» **Source material**

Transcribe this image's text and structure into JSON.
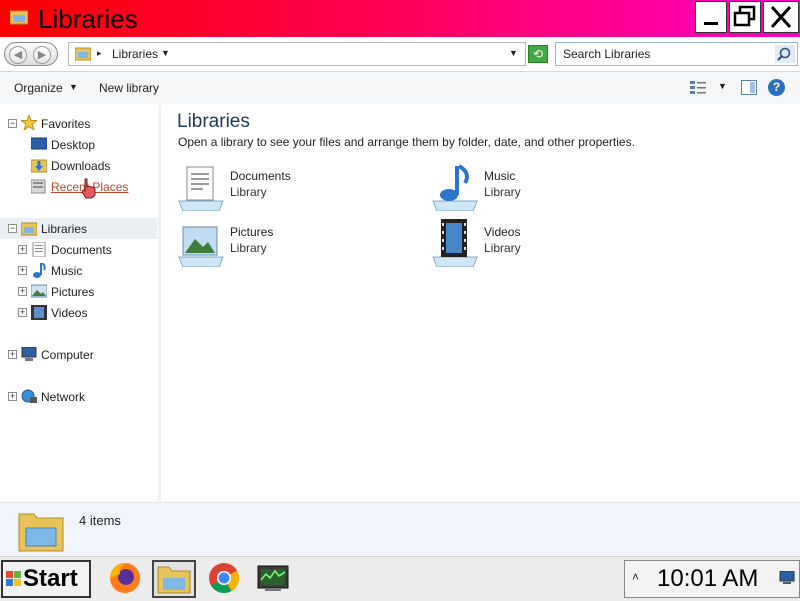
{
  "window": {
    "title": "Libraries",
    "controls": {
      "minimize": "minimize",
      "maximize": "restore",
      "close": "close"
    }
  },
  "address": {
    "path": "Libraries",
    "search_placeholder": "Search Libraries"
  },
  "toolbar": {
    "organize_label": "Organize",
    "new_library_label": "New library"
  },
  "navigation": {
    "favorites": {
      "label": "Favorites",
      "items": [
        {
          "label": "Desktop",
          "icon": "desktop-icon"
        },
        {
          "label": "Downloads",
          "icon": "downloads-icon"
        },
        {
          "label": "Recent Places",
          "icon": "recent-places-icon"
        }
      ]
    },
    "libraries": {
      "label": "Libraries",
      "items": [
        {
          "label": "Documents",
          "icon": "documents-icon"
        },
        {
          "label": "Music",
          "icon": "music-icon"
        },
        {
          "label": "Pictures",
          "icon": "pictures-icon"
        },
        {
          "label": "Videos",
          "icon": "videos-icon"
        }
      ]
    },
    "computer_label": "Computer",
    "network_label": "Network"
  },
  "content": {
    "heading": "Libraries",
    "description": "Open a library to see your files and arrange them by folder, date, and other properties.",
    "libraries": [
      {
        "name": "Documents",
        "type": "Library",
        "icon": "documents-library-icon"
      },
      {
        "name": "Music",
        "type": "Library",
        "icon": "music-library-icon"
      },
      {
        "name": "Pictures",
        "type": "Library",
        "icon": "pictures-library-icon"
      },
      {
        "name": "Videos",
        "type": "Library",
        "icon": "videos-library-icon"
      }
    ]
  },
  "details": {
    "item_count": "4 items"
  },
  "taskbar": {
    "start_label": "Start",
    "apps": [
      "firefox-icon",
      "file-explorer-icon",
      "chrome-icon",
      "task-manager-icon"
    ],
    "clock": "10:01 AM"
  },
  "colors": {
    "titlebar_gradient_start": "#ff0000",
    "titlebar_gradient_end": "#ff00c8",
    "heading_blue": "#1e395b",
    "link_hover": "#b5452b"
  }
}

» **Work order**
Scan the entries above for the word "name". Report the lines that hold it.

» **Result**
        "name": "Documents",
        "name": "Music",
        "name": "Pictures",
        "name": "Videos",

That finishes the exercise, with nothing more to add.